I can report that the hot new trend in company coffee is the three layered coffee macchiato style. They are really good but that is a lot of coffee and considering that I am offered (and almost always drink) a coffee in every lesson that makes for one wired English teacher by the end of the day.
So as I stood in the coffee and tea aisle, I ran through all my coffee stories in my mind and had a chuckle. We bought fruit tea and black tea and a huge jar of coffee for my mother-in-law for Christmas (that’s what she wanted). We didn’t buy any coffee for us because we had already been to a specialty shop to buy a little coffee for us and also as a gift for the girls’ nanny for Christmas. In another aisle, we bought ice tea and ice coffee as well after a lot begging from Lizzie. At home we also have “grain” coffee and INKA which Lizzie calls coffee for kids. I think we’re set.

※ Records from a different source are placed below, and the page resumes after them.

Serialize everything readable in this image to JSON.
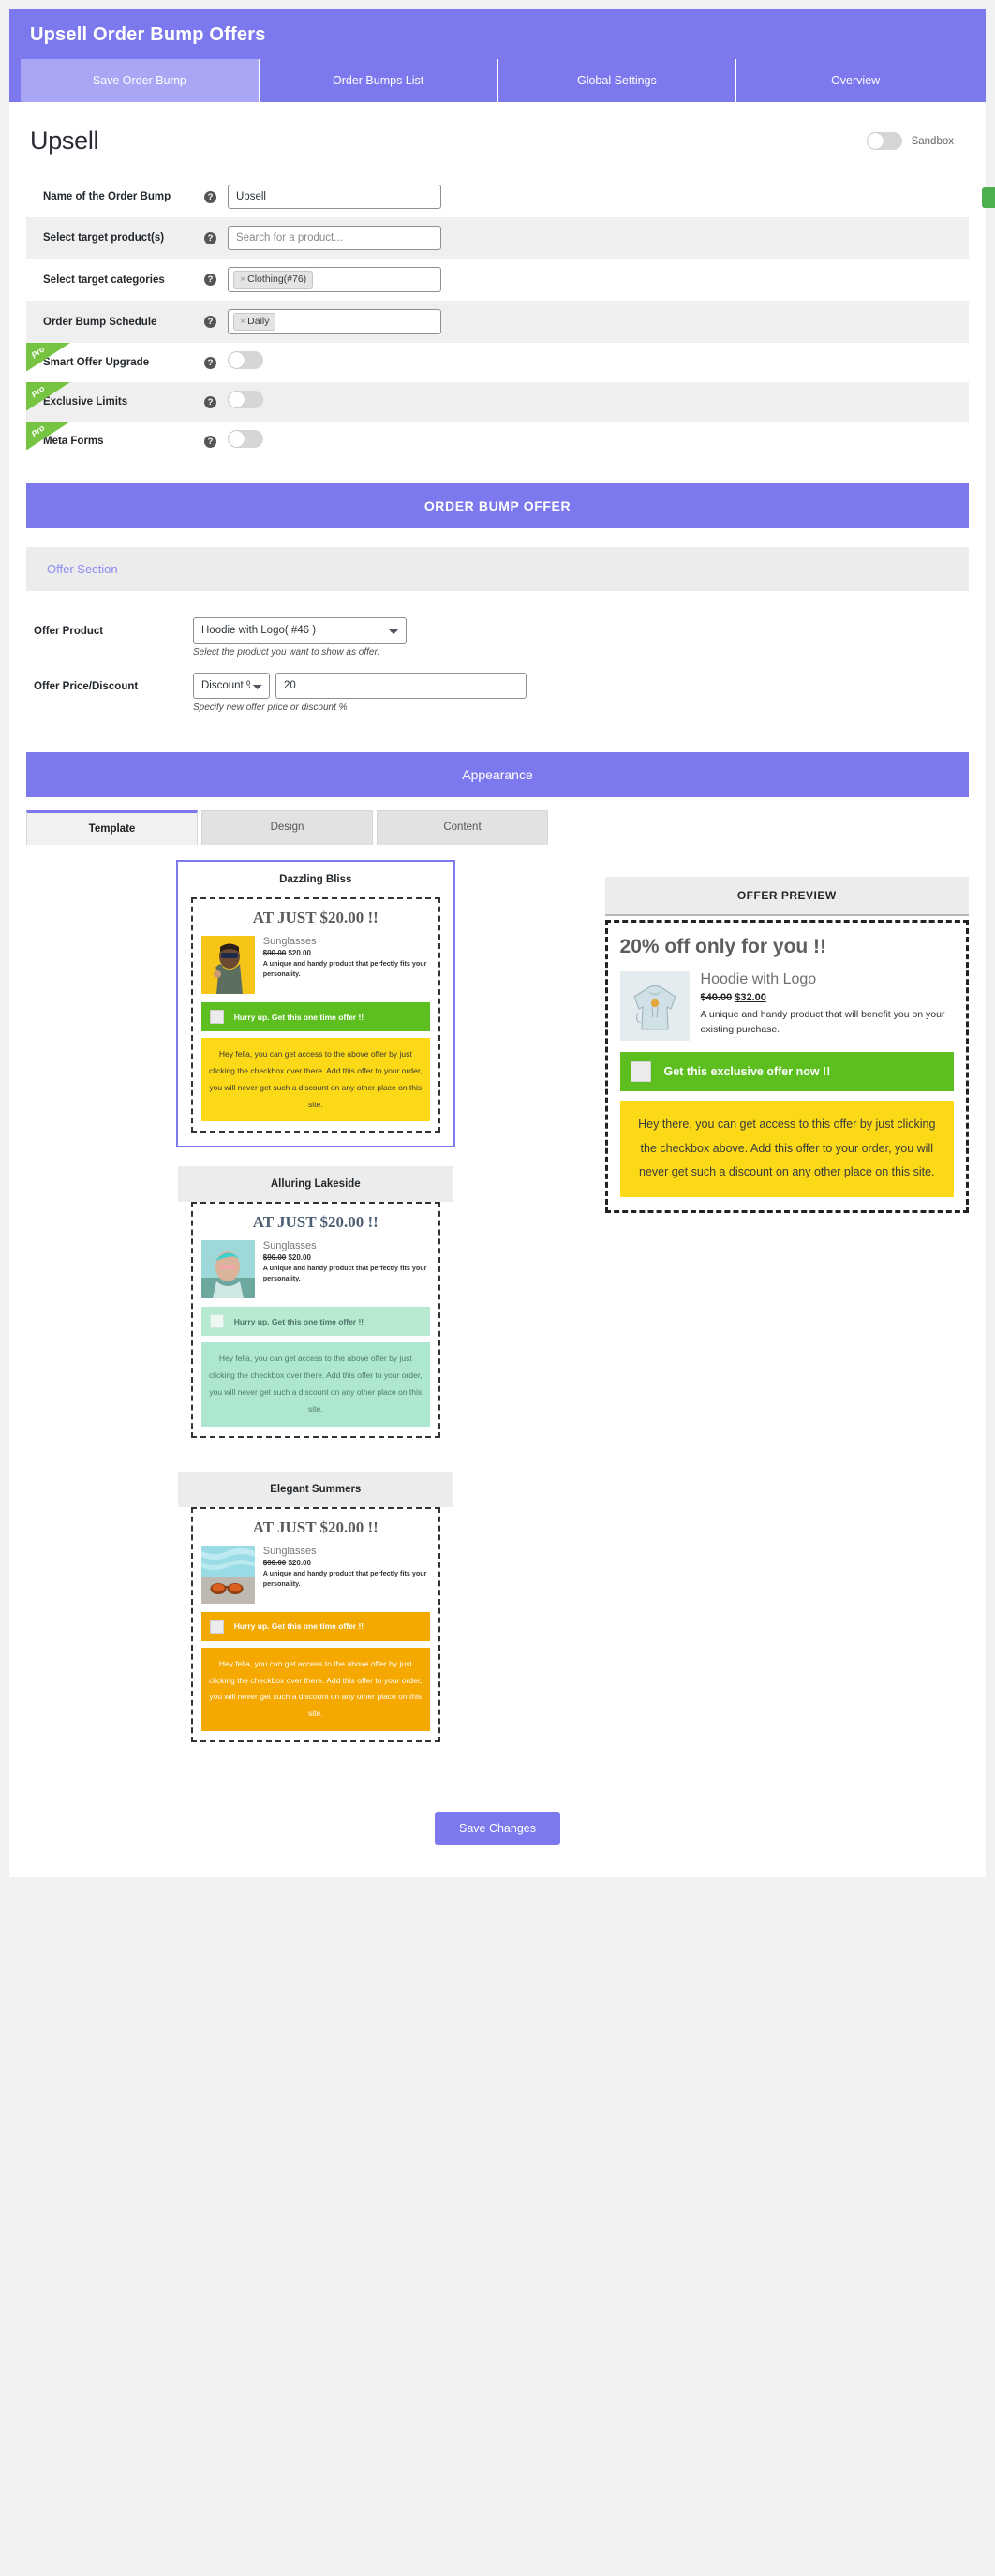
{
  "header": {
    "app_title": "Upsell Order Bump Offers",
    "tabs": [
      {
        "label": "Save Order Bump",
        "active": true
      },
      {
        "label": "Order Bumps List",
        "active": false
      },
      {
        "label": "Global Settings",
        "active": false
      },
      {
        "label": "Overview",
        "active": false
      }
    ]
  },
  "page": {
    "title": "Upsell",
    "sandbox_label": "Sandbox",
    "sandbox_on": false
  },
  "form": {
    "rows": [
      {
        "label": "Name of the Order Bump",
        "type": "text",
        "value": "Upsell",
        "placeholder": "",
        "help": "?"
      },
      {
        "label": "Select target product(s)",
        "type": "text",
        "value": "",
        "placeholder": "Search for a product...",
        "help": "?"
      },
      {
        "label": "Select target categories",
        "type": "token",
        "token": "Clothing(#76)",
        "token_remove": "×",
        "help": "?"
      },
      {
        "label": "Order Bump Schedule",
        "type": "token",
        "token": "Daily",
        "token_remove": "×",
        "help": "?"
      },
      {
        "label": "Smart Offer Upgrade",
        "type": "toggle",
        "pro": "Pro",
        "toggle_on": false,
        "help": "?"
      },
      {
        "label": "Exclusive Limits",
        "type": "toggle",
        "pro": "Pro",
        "toggle_on": false,
        "help": "?"
      },
      {
        "label": "Meta Forms",
        "type": "toggle",
        "pro": "Pro",
        "toggle_on": false,
        "help": "?"
      }
    ]
  },
  "offer": {
    "banner": "ORDER BUMP OFFER",
    "subsection": "Offer Section",
    "product_label": "Offer Product",
    "product_value": "Hoodie with Logo( #46 )",
    "product_hint": "Select the product you want to show as offer.",
    "price_label": "Offer Price/Discount",
    "price_type_value": "Discount %",
    "price_value": "20",
    "price_hint": "Specify new offer price or discount %"
  },
  "appearance": {
    "banner": "Appearance",
    "tabs": [
      {
        "label": "Template",
        "active": true
      },
      {
        "label": "Design",
        "active": false
      },
      {
        "label": "Content",
        "active": false
      }
    ]
  },
  "templates": [
    {
      "name": "Dazzling Bliss",
      "theme": "theme-yellow",
      "selected": true,
      "gray_head": false,
      "headline": "AT JUST $20.00 !!",
      "product_name": "Sunglasses",
      "price_old": "$90.00",
      "price_new": "$20.00",
      "description": "A unique and handy product that perfectly fits your personality.",
      "cta": "Hurry up. Get this one time offer !!",
      "blurb": "Hey fella, you can get access to the above offer by just clicking the checkbox over there. Add this offer to your order, you will never get such a discount on any other place on this site."
    },
    {
      "name": "Alluring Lakeside",
      "theme": "theme-mint",
      "selected": false,
      "gray_head": true,
      "headline": "AT JUST $20.00 !!",
      "product_name": "Sunglasses",
      "price_old": "$90.00",
      "price_new": "$20.00",
      "description": "A unique and handy product that perfectly fits your personality.",
      "cta": "Hurry up. Get this one time offer !!",
      "blurb": "Hey fella, you can get access to the above offer by just clicking the checkbox over there. Add this offer to your order, you will never get such a discount on any other place on this site."
    },
    {
      "name": "Elegant Summers",
      "theme": "theme-orange",
      "selected": false,
      "gray_head": true,
      "headline": "AT JUST $20.00 !!",
      "product_name": "Sunglasses",
      "price_old": "$90.00",
      "price_new": "$20.00",
      "description": "A unique and handy product that perfectly fits your personality.",
      "cta": "Hurry up. Get this one time offer !!",
      "blurb": "Hey fella, you can get access to the above offer by just clicking the checkbox over there. Add this offer to your order, you will never get such a discount on any other place on this site."
    }
  ],
  "preview": {
    "title": "OFFER PREVIEW",
    "headline": "20% off only for you !!",
    "product_name": "Hoodie with Logo",
    "price_old": "$40.00",
    "price_new": "$32.00",
    "description": "A unique and handy product that will benefit you on your existing purchase.",
    "cta": "Get this exclusive offer now !!",
    "blurb": "Hey there, you can get access to this offer by just clicking the checkbox above. Add this offer to your order, you will never get such a discount on any other place on this site."
  },
  "footer": {
    "save_label": "Save Changes"
  },
  "colors": {
    "brand": "#7b79ed",
    "pro": "#76c442",
    "cta_green": "#5cbf1f",
    "yellow": "#fbd916",
    "mint": "#aee7cf",
    "orange": "#f5a800"
  }
}
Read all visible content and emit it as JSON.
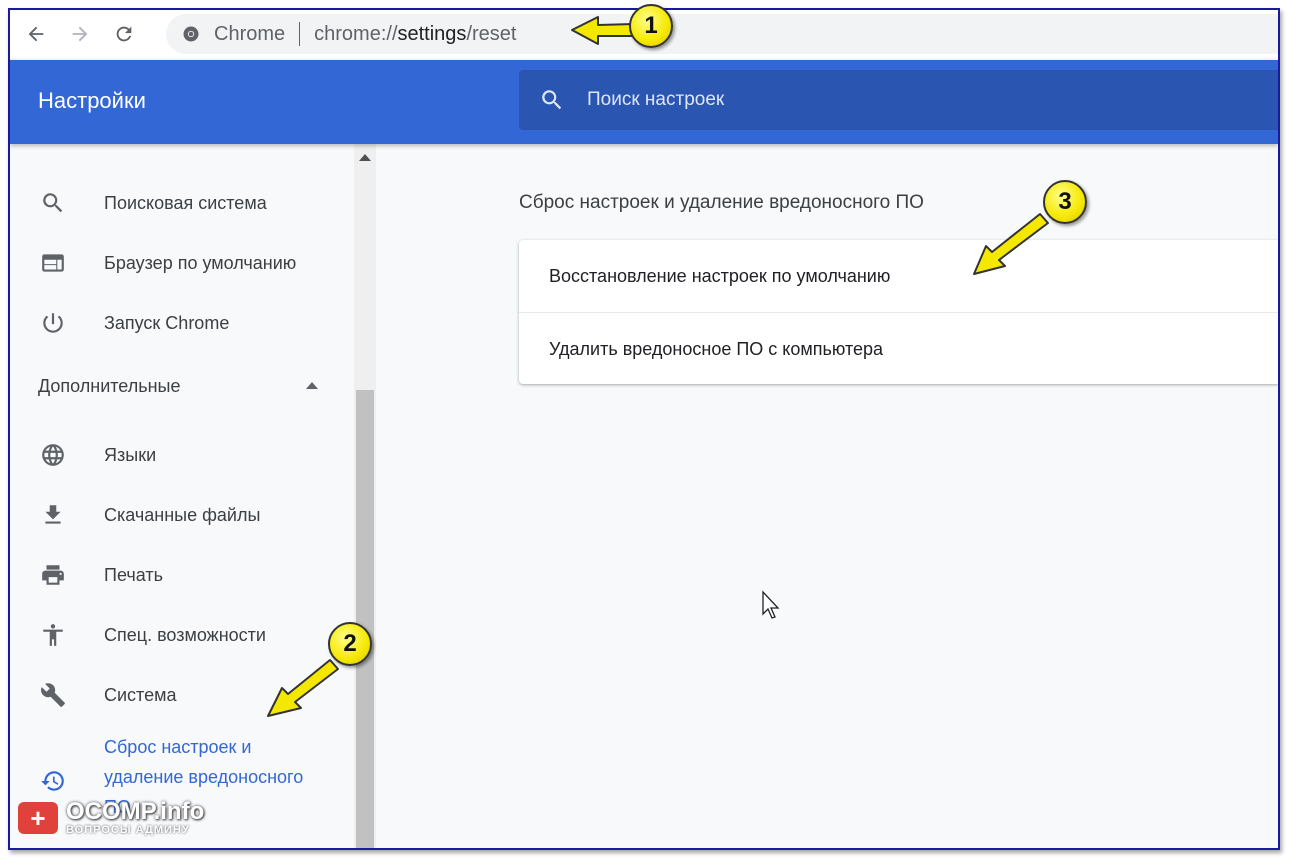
{
  "browser": {
    "omnibox_site": "Chrome",
    "url_prefix": "chrome://",
    "url_highlight": "settings",
    "url_suffix": "/reset"
  },
  "header": {
    "title": "Настройки",
    "search_placeholder": "Поиск настроек"
  },
  "sidebar": {
    "items": [
      {
        "label": "Поисковая система",
        "icon": "search-icon"
      },
      {
        "label": "Браузер по умолчанию",
        "icon": "browser-window-icon"
      },
      {
        "label": "Запуск Chrome",
        "icon": "power-icon"
      }
    ],
    "advanced_section": "Дополнительные",
    "advanced_items": [
      {
        "label": "Языки",
        "icon": "globe-icon"
      },
      {
        "label": "Скачанные файлы",
        "icon": "download-icon"
      },
      {
        "label": "Печать",
        "icon": "print-icon"
      },
      {
        "label": "Спец. возможности",
        "icon": "accessibility-icon"
      },
      {
        "label": "Система",
        "icon": "wrench-icon"
      },
      {
        "label": "Сброс настроек и удаление вредоносного ПО",
        "label_line1": "Сброс настроек и",
        "label_line2": "удаление вредоносного",
        "label_line3": "ПО",
        "icon": "restore-icon",
        "active": true
      }
    ]
  },
  "main": {
    "section_title": "Сброс настроек и удаление вредоносного ПО",
    "rows": [
      {
        "label": "Восстановление настроек по умолчанию"
      },
      {
        "label": "Удалить вредоносное ПО с компьютера"
      }
    ]
  },
  "annotations": {
    "badge_1": "1",
    "badge_2": "2",
    "badge_3": "3",
    "arrow_color": "#f5e800"
  },
  "watermark": {
    "main": "OCOMP.info",
    "sub": "ВОПРОСЫ АДМИНУ"
  },
  "colors": {
    "header_blue": "#3367d6",
    "search_blue": "#2a55b0",
    "active_blue": "#3367d6"
  }
}
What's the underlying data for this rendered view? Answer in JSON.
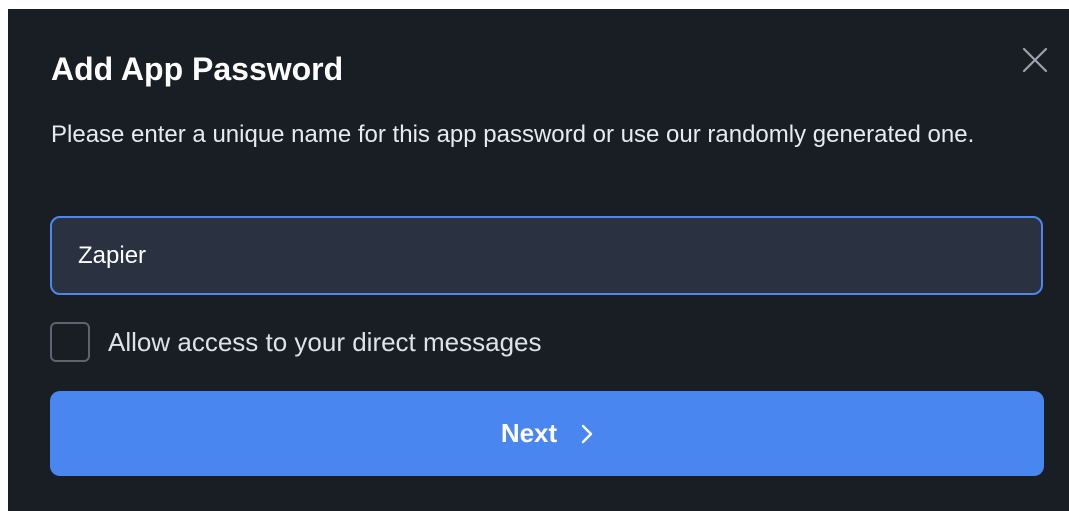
{
  "dialog": {
    "title": "Add App Password",
    "close_icon": "close-icon",
    "description": "Please enter a unique name for this app password or use our randomly generated one.",
    "name_input": {
      "value": "Zapier",
      "placeholder": ""
    },
    "checkbox": {
      "label": "Allow access to your direct messages",
      "checked": false
    },
    "next_button": {
      "label": "Next",
      "icon": "chevron-right-icon"
    }
  },
  "colors": {
    "background": "#181e23",
    "input_background": "#2a3140",
    "accent": "#4a86f0",
    "input_border": "#4f86ee"
  }
}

Happy coffee drinking to all!
donnaDecember 18, 2009 at 9:48 am
Cheers!Powiedziałam ja – drinking my favourite black Italian coffee from my favourite cup (a present from my father-in-law). Hah!
ChrisDecember 18, 2009 at 1:08 pm
Właśnie o to mi chodziło!
JohnJune 23, 2021 at 6:05 pm
Haha Your first coffee experience is not uncommon for Americans in Poland. My first challenge when ordering was to address the question ” Rozpuszczalna czy świeża?” Not expecting a quiz on types, I responded ” Prosze prawdziwa kawa.” and prayed that would suffice. Then, being a coffee addict, as I suspect you are too, I slurped that cup down to the uff! grinds on the bottom! It took a number of these incidents until I was conditioned to stop just before that last, usually satisfying gulp, and avoid the grounds. I have to say that the coffee prepared in this fashion was very good, even better without the grounds.
On the subject of tea, my wife always takes her tea with milk, not lemon. Most places brought out milk when requested, but I sensed it was generally treated as a “special” request. My mother and babcia always had lemon with their tea, so I suspect this is a tradition that goes way back in Polish culture.
ChrisJune 24, 2021 at 4:18 pm
All these years later, that Turkish style coffee with the grounds at the bottom is my go-to way to make coffee 🙂 I agree that it does taste pretty good.
Tea with milk is called bawarka in Polish and I usually drink it when I am sick. Now I am converted to the tea with lemon, the Polish way 😉